━━ Data shown ━━

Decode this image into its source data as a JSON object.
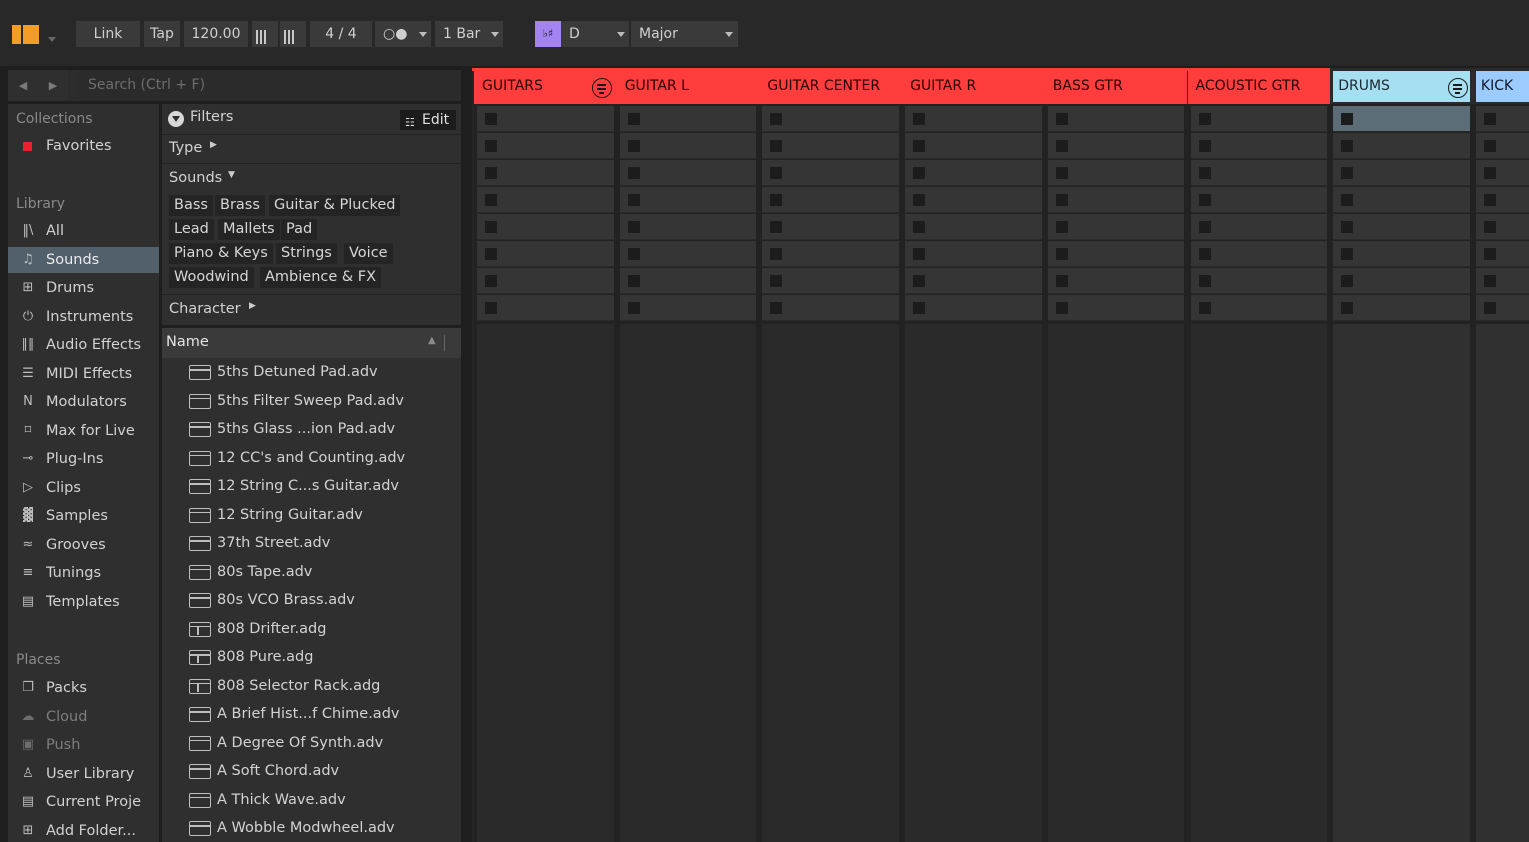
{
  "topbar": {
    "link": "Link",
    "tap": "Tap",
    "tempo": "120.00",
    "signature": "4 / 4",
    "metronome": "○●",
    "quantize": "1 Bar",
    "scale_key": "D",
    "scale_mode": "Major"
  },
  "browser": {
    "search_placeholder": "Search (Ctrl + F)",
    "collections_title": "Collections",
    "favorites": "Favorites",
    "library_title": "Library",
    "library": [
      {
        "label": "All",
        "icon": "all-icon",
        "glyph": "‖\\"
      },
      {
        "label": "Sounds",
        "icon": "sounds-icon",
        "glyph": "♫"
      },
      {
        "label": "Drums",
        "icon": "drums-icon",
        "glyph": "⊞"
      },
      {
        "label": "Instruments",
        "icon": "instruments-icon",
        "glyph": "⏻"
      },
      {
        "label": "Audio Effects",
        "icon": "audio-effects-icon",
        "glyph": "∥∥"
      },
      {
        "label": "MIDI Effects",
        "icon": "midi-effects-icon",
        "glyph": "☰"
      },
      {
        "label": "Modulators",
        "icon": "modulators-icon",
        "glyph": "N"
      },
      {
        "label": "Max for Live",
        "icon": "max-for-live-icon",
        "glyph": "⌑"
      },
      {
        "label": "Plug-Ins",
        "icon": "plug-ins-icon",
        "glyph": "⊸"
      },
      {
        "label": "Clips",
        "icon": "clips-icon",
        "glyph": "▷"
      },
      {
        "label": "Samples",
        "icon": "samples-icon",
        "glyph": "▓"
      },
      {
        "label": "Grooves",
        "icon": "grooves-icon",
        "glyph": "≈"
      },
      {
        "label": "Tunings",
        "icon": "tunings-icon",
        "glyph": "≡"
      },
      {
        "label": "Templates",
        "icon": "templates-icon",
        "glyph": "▤"
      }
    ],
    "places_title": "Places",
    "places": [
      {
        "label": "Packs",
        "icon": "packs-icon",
        "glyph": "❐"
      },
      {
        "label": "Cloud",
        "icon": "cloud-icon",
        "glyph": "☁"
      },
      {
        "label": "Push",
        "icon": "push-icon",
        "glyph": "▣"
      },
      {
        "label": "User Library",
        "icon": "user-library-icon",
        "glyph": "♙"
      },
      {
        "label": "Current Proje",
        "icon": "current-project-icon",
        "glyph": "▤"
      },
      {
        "label": "Add Folder...",
        "icon": "add-folder-icon",
        "glyph": "⊞"
      }
    ],
    "filters_label": "Filters",
    "edit_label": "Edit",
    "type_label": "Type",
    "sounds_label": "Sounds",
    "sound_tags": [
      "Bass",
      "Brass",
      "Guitar & Plucked",
      "Lead",
      "Mallets",
      "Pad",
      "Piano & Keys",
      "Strings",
      "Voice",
      "Woodwind",
      "Ambience & FX"
    ],
    "character_label": "Character",
    "name_header": "Name",
    "files": [
      {
        "name": "5ths Detuned Pad.adv",
        "kind": "preset"
      },
      {
        "name": "5ths Filter Sweep Pad.adv",
        "kind": "preset"
      },
      {
        "name": "5ths Glass ...ion Pad.adv",
        "kind": "preset"
      },
      {
        "name": "12 CC's and Counting.adv",
        "kind": "preset"
      },
      {
        "name": "12 String C...s Guitar.adv",
        "kind": "preset"
      },
      {
        "name": "12 String Guitar.adv",
        "kind": "preset"
      },
      {
        "name": "37th Street.adv",
        "kind": "preset"
      },
      {
        "name": "80s Tape.adv",
        "kind": "preset"
      },
      {
        "name": "80s VCO Brass.adv",
        "kind": "preset"
      },
      {
        "name": "808 Drifter.adg",
        "kind": "rack"
      },
      {
        "name": "808 Pure.adg",
        "kind": "rack"
      },
      {
        "name": "808 Selector Rack.adg",
        "kind": "rack"
      },
      {
        "name": "A Brief Hist...f Chime.adv",
        "kind": "preset"
      },
      {
        "name": "A Degree Of Synth.adv",
        "kind": "preset"
      },
      {
        "name": "A Soft Chord.adv",
        "kind": "preset"
      },
      {
        "name": "A Thick Wave.adv",
        "kind": "preset"
      },
      {
        "name": "A Wobble Modwheel.adv",
        "kind": "preset"
      }
    ]
  },
  "session": {
    "tracks": [
      {
        "name": "GUITARS",
        "color": "#ff3d3d",
        "text": "#2a0000",
        "group": true
      },
      {
        "name": "GUITAR L",
        "color": "#ff3d3d",
        "text": "#2a0000",
        "group": false
      },
      {
        "name": "GUITAR CENTER",
        "color": "#ff3d3d",
        "text": "#2a0000",
        "group": false
      },
      {
        "name": "GUITAR R",
        "color": "#ff3d3d",
        "text": "#2a0000",
        "group": false
      },
      {
        "name": "BASS GTR",
        "color": "#ff3d3d",
        "text": "#2a0000",
        "group": false
      },
      {
        "name": "ACOUSTIC GTR",
        "color": "#ff3d3d",
        "text": "#2a0000",
        "group": false
      },
      {
        "name": "DRUMS",
        "color": "#a6dff2",
        "text": "#1c2a30",
        "group": true
      },
      {
        "name": "KICK",
        "color": "#9ccbff",
        "text": "#101a28",
        "group": false
      }
    ],
    "scene_count": 8,
    "selected_slot": {
      "track": 6,
      "scene": 0
    }
  },
  "colors": {
    "accent_orange": "#f39c28",
    "selection": "#52606b",
    "group_red": "#ff3d3d",
    "group_blue": "#a6dff2",
    "scale_purple": "#a383f0"
  }
}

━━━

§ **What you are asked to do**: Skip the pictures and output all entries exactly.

§ **Result**:
Decode this image into its source data as a JSON object.
{
  "topbar": {
    "link": "Link",
    "tap": "Tap",
    "tempo": "120.00",
    "signature": "4 / 4",
    "metronome": "○●",
    "quantize": "1 Bar",
    "scale_key": "D",
    "scale_mode": "Major"
  },
  "browser": {
    "search_placeholder": "Search (Ctrl + F)",
    "collections_title": "Collections",
    "favorites": "Favorites",
    "library_title": "Library",
    "library": [
      {
        "label": "All",
        "icon": "all-icon",
        "glyph": "‖\\"
      },
      {
        "label": "Sounds",
        "icon": "sounds-icon",
        "glyph": "♫"
      },
      {
        "label": "Drums",
        "icon": "drums-icon",
        "glyph": "⊞"
      },
      {
        "label": "Instruments",
        "icon": "instruments-icon",
        "glyph": "⏻"
      },
      {
        "label": "Audio Effects",
        "icon": "audio-effects-icon",
        "glyph": "∥∥"
      },
      {
        "label": "MIDI Effects",
        "icon": "midi-effects-icon",
        "glyph": "☰"
      },
      {
        "label": "Modulators",
        "icon": "modulators-icon",
        "glyph": "N"
      },
      {
        "label": "Max for Live",
        "icon": "max-for-live-icon",
        "glyph": "⌑"
      },
      {
        "label": "Plug-Ins",
        "icon": "plug-ins-icon",
        "glyph": "⊸"
      },
      {
        "label": "Clips",
        "icon": "clips-icon",
        "glyph": "▷"
      },
      {
        "label": "Samples",
        "icon": "samples-icon",
        "glyph": "▓"
      },
      {
        "label": "Grooves",
        "icon": "grooves-icon",
        "glyph": "≈"
      },
      {
        "label": "Tunings",
        "icon": "tunings-icon",
        "glyph": "≡"
      },
      {
        "label": "Templates",
        "icon": "templates-icon",
        "glyph": "▤"
      }
    ],
    "places_title": "Places",
    "places": [
      {
        "label": "Packs",
        "icon": "packs-icon",
        "glyph": "❐"
      },
      {
        "label": "Cloud",
        "icon": "cloud-icon",
        "glyph": "☁"
      },
      {
        "label": "Push",
        "icon": "push-icon",
        "glyph": "▣"
      },
      {
        "label": "User Library",
        "icon": "user-library-icon",
        "glyph": "♙"
      },
      {
        "label": "Current Proje",
        "icon": "current-project-icon",
        "glyph": "▤"
      },
      {
        "label": "Add Folder...",
        "icon": "add-folder-icon",
        "glyph": "⊞"
      }
    ],
    "filters_label": "Filters",
    "edit_label": "Edit",
    "type_label": "Type",
    "sounds_label": "Sounds",
    "sound_tags": [
      "Bass",
      "Brass",
      "Guitar & Plucked",
      "Lead",
      "Mallets",
      "Pad",
      "Piano & Keys",
      "Strings",
      "Voice",
      "Woodwind",
      "Ambience & FX"
    ],
    "character_label": "Character",
    "name_header": "Name",
    "files": [
      {
        "name": "5ths Detuned Pad.adv",
        "kind": "preset"
      },
      {
        "name": "5ths Filter Sweep Pad.adv",
        "kind": "preset"
      },
      {
        "name": "5ths Glass ...ion Pad.adv",
        "kind": "preset"
      },
      {
        "name": "12 CC's and Counting.adv",
        "kind": "preset"
      },
      {
        "name": "12 String C...s Guitar.adv",
        "kind": "preset"
      },
      {
        "name": "12 String Guitar.adv",
        "kind": "preset"
      },
      {
        "name": "37th Street.adv",
        "kind": "preset"
      },
      {
        "name": "80s Tape.adv",
        "kind": "preset"
      },
      {
        "name": "80s VCO Brass.adv",
        "kind": "preset"
      },
      {
        "name": "808 Drifter.adg",
        "kind": "rack"
      },
      {
        "name": "808 Pure.adg",
        "kind": "rack"
      },
      {
        "name": "808 Selector Rack.adg",
        "kind": "rack"
      },
      {
        "name": "A Brief Hist...f Chime.adv",
        "kind": "preset"
      },
      {
        "name": "A Degree Of Synth.adv",
        "kind": "preset"
      },
      {
        "name": "A Soft Chord.adv",
        "kind": "preset"
      },
      {
        "name": "A Thick Wave.adv",
        "kind": "preset"
      },
      {
        "name": "A Wobble Modwheel.adv",
        "kind": "preset"
      }
    ]
  },
  "session": {
    "tracks": [
      {
        "name": "GUITARS",
        "color": "#ff3d3d",
        "text": "#2a0000",
        "group": true
      },
      {
        "name": "GUITAR L",
        "color": "#ff3d3d",
        "text": "#2a0000",
        "group": false
      },
      {
        "name": "GUITAR CENTER",
        "color": "#ff3d3d",
        "text": "#2a0000",
        "group": false
      },
      {
        "name": "GUITAR R",
        "color": "#ff3d3d",
        "text": "#2a0000",
        "group": false
      },
      {
        "name": "BASS GTR",
        "color": "#ff3d3d",
        "text": "#2a0000",
        "group": false
      },
      {
        "name": "ACOUSTIC GTR",
        "color": "#ff3d3d",
        "text": "#2a0000",
        "group": false
      },
      {
        "name": "DRUMS",
        "color": "#a6dff2",
        "text": "#1c2a30",
        "group": true
      },
      {
        "name": "KICK",
        "color": "#9ccbff",
        "text": "#101a28",
        "group": false
      }
    ],
    "scene_count": 8,
    "selected_slot": {
      "track": 6,
      "scene": 0
    }
  },
  "colors": {
    "accent_orange": "#f39c28",
    "selection": "#52606b",
    "group_red": "#ff3d3d",
    "group_blue": "#a6dff2",
    "scale_purple": "#a383f0"
  }
}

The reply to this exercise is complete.